WHAT YOU ARE ASKED TO DO
Print all the records below exactly as they stand, but leave out the pictures.

PROVIDED ENTRIES
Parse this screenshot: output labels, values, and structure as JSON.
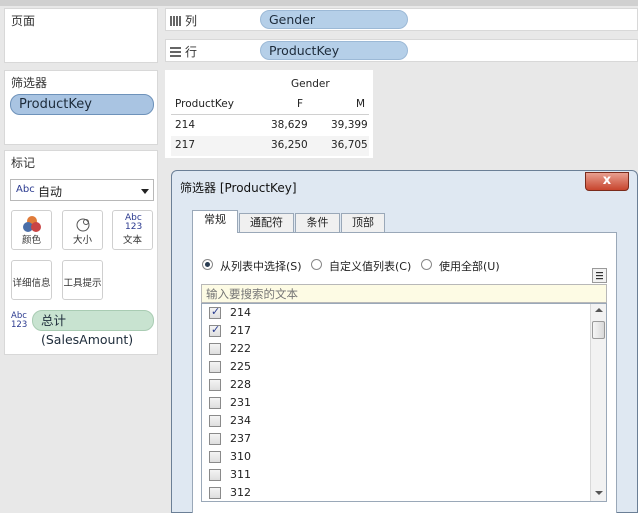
{
  "left": {
    "pages_title": "页面",
    "filters_title": "筛选器",
    "filter_pill": "ProductKey",
    "marks_title": "标记",
    "mark_type": "自动",
    "mark_type_abc": "Abc",
    "buttons": {
      "color": "颜色",
      "size": "大小",
      "text": "文本",
      "detail": "详细信息",
      "tooltip": "工具提示"
    },
    "text_icon_abc": "Abc",
    "text_icon_123": "123",
    "measure_pill": "总计(SalesAmount)"
  },
  "shelves": {
    "columns_label": "列",
    "columns_pill": "Gender",
    "rows_label": "行",
    "rows_pill": "ProductKey"
  },
  "table": {
    "column_header": "Gender",
    "row_header": "ProductKey",
    "col1": "F",
    "col2": "M",
    "rows": [
      {
        "key": "214",
        "f": "38,629",
        "m": "39,399"
      },
      {
        "key": "217",
        "f": "36,250",
        "m": "36,705"
      }
    ]
  },
  "dialog": {
    "title": "筛选器 [ProductKey]",
    "close": "x",
    "tabs": [
      "常规",
      "通配符",
      "条件",
      "顶部"
    ],
    "radio_list": "从列表中选择(S)",
    "radio_custom": "自定义值列表(C)",
    "radio_all": "使用全部(U)",
    "search_placeholder": "输入要搜索的文本",
    "items": [
      {
        "label": "214",
        "checked": true
      },
      {
        "label": "217",
        "checked": true
      },
      {
        "label": "222",
        "checked": false
      },
      {
        "label": "225",
        "checked": false
      },
      {
        "label": "228",
        "checked": false
      },
      {
        "label": "231",
        "checked": false
      },
      {
        "label": "234",
        "checked": false
      },
      {
        "label": "237",
        "checked": false
      },
      {
        "label": "310",
        "checked": false
      },
      {
        "label": "311",
        "checked": false
      },
      {
        "label": "312",
        "checked": false
      }
    ]
  }
}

COMPLETED EXERCISE
Parse this screenshot: output labels, values, and structure as JSON.
{
  "left": {
    "pages_title": "页面",
    "filters_title": "筛选器",
    "filter_pill": "ProductKey",
    "marks_title": "标记",
    "mark_type": "自动",
    "mark_type_abc": "Abc",
    "buttons": {
      "color": "颜色",
      "size": "大小",
      "text": "文本",
      "detail": "详细信息",
      "tooltip": "工具提示"
    },
    "text_icon_abc": "Abc",
    "text_icon_123": "123",
    "measure_pill": "总计(SalesAmount)"
  },
  "shelves": {
    "columns_label": "列",
    "columns_pill": "Gender",
    "rows_label": "行",
    "rows_pill": "ProductKey"
  },
  "table": {
    "column_header": "Gender",
    "row_header": "ProductKey",
    "col1": "F",
    "col2": "M",
    "rows": [
      {
        "key": "214",
        "f": "38,629",
        "m": "39,399"
      },
      {
        "key": "217",
        "f": "36,250",
        "m": "36,705"
      }
    ]
  },
  "dialog": {
    "title": "筛选器 [ProductKey]",
    "close": "x",
    "tabs": [
      "常规",
      "通配符",
      "条件",
      "顶部"
    ],
    "radio_list": "从列表中选择(S)",
    "radio_custom": "自定义值列表(C)",
    "radio_all": "使用全部(U)",
    "search_placeholder": "输入要搜索的文本",
    "items": [
      {
        "label": "214",
        "checked": true
      },
      {
        "label": "217",
        "checked": true
      },
      {
        "label": "222",
        "checked": false
      },
      {
        "label": "225",
        "checked": false
      },
      {
        "label": "228",
        "checked": false
      },
      {
        "label": "231",
        "checked": false
      },
      {
        "label": "234",
        "checked": false
      },
      {
        "label": "237",
        "checked": false
      },
      {
        "label": "310",
        "checked": false
      },
      {
        "label": "311",
        "checked": false
      },
      {
        "label": "312",
        "checked": false
      }
    ]
  }
}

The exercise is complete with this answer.